A positive that may come from the lockdown conditions in which millions of us are living is that it may bring with it consolations, he says.
“We’re rediscovering something that anyone who has been ill knows instinctively, which is more modest ambitions.”
In normal circumstances our expectations are through the roof, he says.
“That we will be famous, successful, rich, have a satisfactory relationship, expanding our horizons at all times.”
Such ambitions are damaging the human psyche, he says.
“[They] drive a good part of us insane every year, in the most dreadful of ways, the current situation has reminded us of this.”
Elevated expectations about what our relationships should bring are causing us grief too, he says.
“We have secularised the expectations that previous ages directed upwards to angels and deities. We have said we don’t need these deities we can find them at the nightclub.
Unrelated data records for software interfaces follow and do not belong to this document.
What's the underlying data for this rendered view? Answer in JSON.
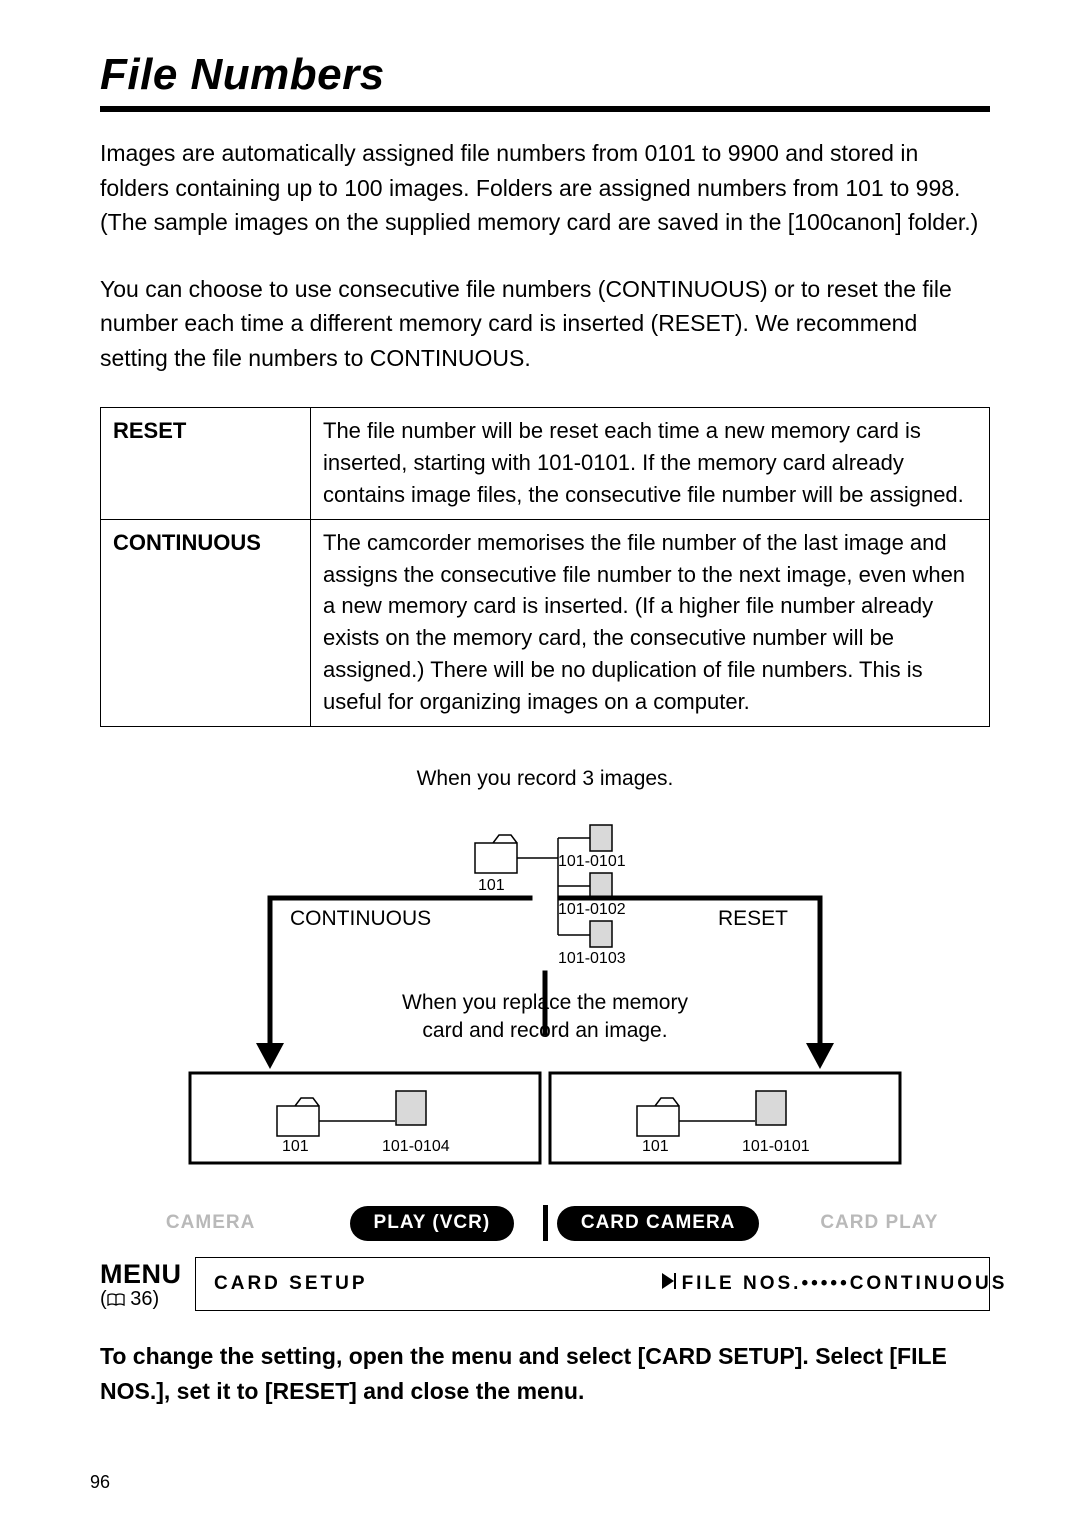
{
  "page": {
    "title": "File Numbers",
    "para1": "Images are automatically assigned file numbers from 0101 to 9900 and stored in folders containing up to 100 images. Folders are assigned numbers from 101 to 998. (The sample images on the supplied memory card are saved in the [100canon] folder.)",
    "para2": "You can choose to use consecutive file numbers (CONTINUOUS) or to reset the file number each time a different memory card is inserted (RESET). We recommend setting the file numbers to CONTINUOUS.",
    "table": {
      "rows": [
        {
          "label": "RESET",
          "desc": "The file number will be reset each time a new memory card is inserted, starting with 101-0101. If the memory card already contains image files, the consecutive file number will be assigned."
        },
        {
          "label": "CONTINUOUS",
          "desc": "The camcorder memorises the file number of the last image and assigns the consecutive file number to the next image, even when a new memory card is inserted. (If a higher file number already exists on the memory card, the consecutive number will be assigned.) There will be no duplication of file numbers. This is useful for organizing images on a computer."
        }
      ]
    },
    "diagram": {
      "caption": "When you record 3 images.",
      "continuous_label": "CONTINUOUS",
      "reset_label": "RESET",
      "folder_label": "101",
      "file1": "101-0101",
      "file2": "101-0102",
      "file3": "101-0103",
      "mid_text_l1": "When you replace the memory",
      "mid_text_l2": "card and record an image.",
      "left_folder": "101",
      "left_file": "101-0104",
      "right_folder": "101",
      "right_file": "101-0101"
    },
    "modes": {
      "camera": "CAMERA",
      "play_vcr": "PLAY (VCR)",
      "card_camera": "CARD CAMERA",
      "card_play": "CARD PLAY"
    },
    "menu": {
      "label": "MENU",
      "page_ref": "36",
      "left": "CARD SETUP",
      "right": "FILE NOS.•••••CONTINUOUS"
    },
    "instruction": "To change the setting, open the menu and select [CARD SETUP]. Select [FILE NOS.], set it to [RESET] and close the menu.",
    "page_number": "96"
  }
}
And that’s why when couples get together sometimes they call each other angel, it’s a genuine reflection of our belief in the superhuman potential of one's chosen other.”
And this causes many of us to come to grief he says, because our “very notion of love is crooked.”
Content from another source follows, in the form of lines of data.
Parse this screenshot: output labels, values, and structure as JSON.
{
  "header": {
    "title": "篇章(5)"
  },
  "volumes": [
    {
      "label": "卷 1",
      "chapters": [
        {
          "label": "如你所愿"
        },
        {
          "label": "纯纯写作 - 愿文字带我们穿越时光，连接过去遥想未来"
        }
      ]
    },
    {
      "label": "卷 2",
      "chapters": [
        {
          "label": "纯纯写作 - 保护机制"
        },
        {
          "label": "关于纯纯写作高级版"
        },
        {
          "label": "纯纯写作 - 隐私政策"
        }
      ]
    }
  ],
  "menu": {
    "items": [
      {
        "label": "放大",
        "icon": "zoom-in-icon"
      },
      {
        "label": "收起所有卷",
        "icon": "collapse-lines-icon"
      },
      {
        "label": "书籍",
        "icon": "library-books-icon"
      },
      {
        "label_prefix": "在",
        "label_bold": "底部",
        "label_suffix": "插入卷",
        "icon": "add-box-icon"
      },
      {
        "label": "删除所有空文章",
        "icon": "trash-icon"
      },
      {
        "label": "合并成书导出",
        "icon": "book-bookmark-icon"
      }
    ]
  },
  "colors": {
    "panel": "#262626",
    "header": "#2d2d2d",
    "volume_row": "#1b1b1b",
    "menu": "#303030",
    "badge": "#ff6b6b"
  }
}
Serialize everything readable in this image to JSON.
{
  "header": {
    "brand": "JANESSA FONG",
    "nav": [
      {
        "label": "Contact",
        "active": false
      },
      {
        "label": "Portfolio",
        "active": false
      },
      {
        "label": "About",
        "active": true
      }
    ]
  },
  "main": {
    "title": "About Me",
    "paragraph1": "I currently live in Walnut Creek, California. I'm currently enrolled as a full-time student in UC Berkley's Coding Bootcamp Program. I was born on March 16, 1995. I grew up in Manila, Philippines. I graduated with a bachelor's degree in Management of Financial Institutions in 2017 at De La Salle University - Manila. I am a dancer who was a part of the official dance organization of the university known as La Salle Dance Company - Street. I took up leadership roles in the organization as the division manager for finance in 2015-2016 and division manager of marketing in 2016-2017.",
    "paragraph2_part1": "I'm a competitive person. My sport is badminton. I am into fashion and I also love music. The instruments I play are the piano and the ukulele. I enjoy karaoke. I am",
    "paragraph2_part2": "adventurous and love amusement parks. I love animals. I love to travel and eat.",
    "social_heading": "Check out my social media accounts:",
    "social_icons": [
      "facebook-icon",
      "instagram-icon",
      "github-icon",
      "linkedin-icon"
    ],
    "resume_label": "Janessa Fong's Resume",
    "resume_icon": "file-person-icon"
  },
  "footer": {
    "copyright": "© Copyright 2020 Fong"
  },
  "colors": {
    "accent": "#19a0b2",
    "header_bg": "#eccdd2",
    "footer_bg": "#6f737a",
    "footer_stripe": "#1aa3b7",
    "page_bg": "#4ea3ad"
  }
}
“The romantic worldview keeps pressing the idea that we need to find a completely compatible partner, everyone is in search of total compatibility.
“Compatibility Is not the precondition for love, it’s the achievement of love, it’s where we get to if love’s gone really well.”
Real love, he says, has more to do with a toleration, “a sympathy for weakness and its well springs.”
The feeling we may no longer be wanted by another human being is a constant fear he says, one we tend to forget.
And yet we struggle, even in established relationships, to tell our partners are true feelings, de Botton says.
“They blame the other person for not understanding something they haven’t taken the trouble to explain. They simply believe that the other person by virtue of loving them should understand them.”
That our needs should be innately understood is a “fantasy that comes from early childhood.”
“There is an ocean of grief out there around physical intimacy,” de Botton says.
Patience and civility are qualities de Botton puts great store by.
“We have a problem with civility out there in the world and I think we all need some reminders, me too, of the need to be civil.
“Saving people’s feelings is a really important part, as important of the need to be frank, we’re obsessed by the idea of being honest.”
There is much wisdom to be found in ancient culture, de Botton says, he is trying to remind us that not all new ideas are the best ideas.
“I’m simply raiding the cupboard of culture for ideas that I think that I and others around me might find useful.”
Understanding that life can be a constant struggle can help us find peace, he says.
“Being alive is an emergency, life is a giant hospice, it’s not a hospital, we don’t get better, were all dying, it’s all going to be over fairly soon however old or young you are.”
We need help, as we are not naturally calm creatures, he says.
“The ancient Greeks came up with the notion of tragedy, that the structure of life is tragic.”
Acceptance and the search for the quiet life is, he says, “a mighty human achievement.”
And while he has no “bromides” for the current troubling times in which we live, he says we should have realistic expectations.
“Let’s respect the storm that we’re going through and not expect ourselves to be totally sane all the time, insanity and lack of calm and lack of reason belong to a good life as much as its opposite.”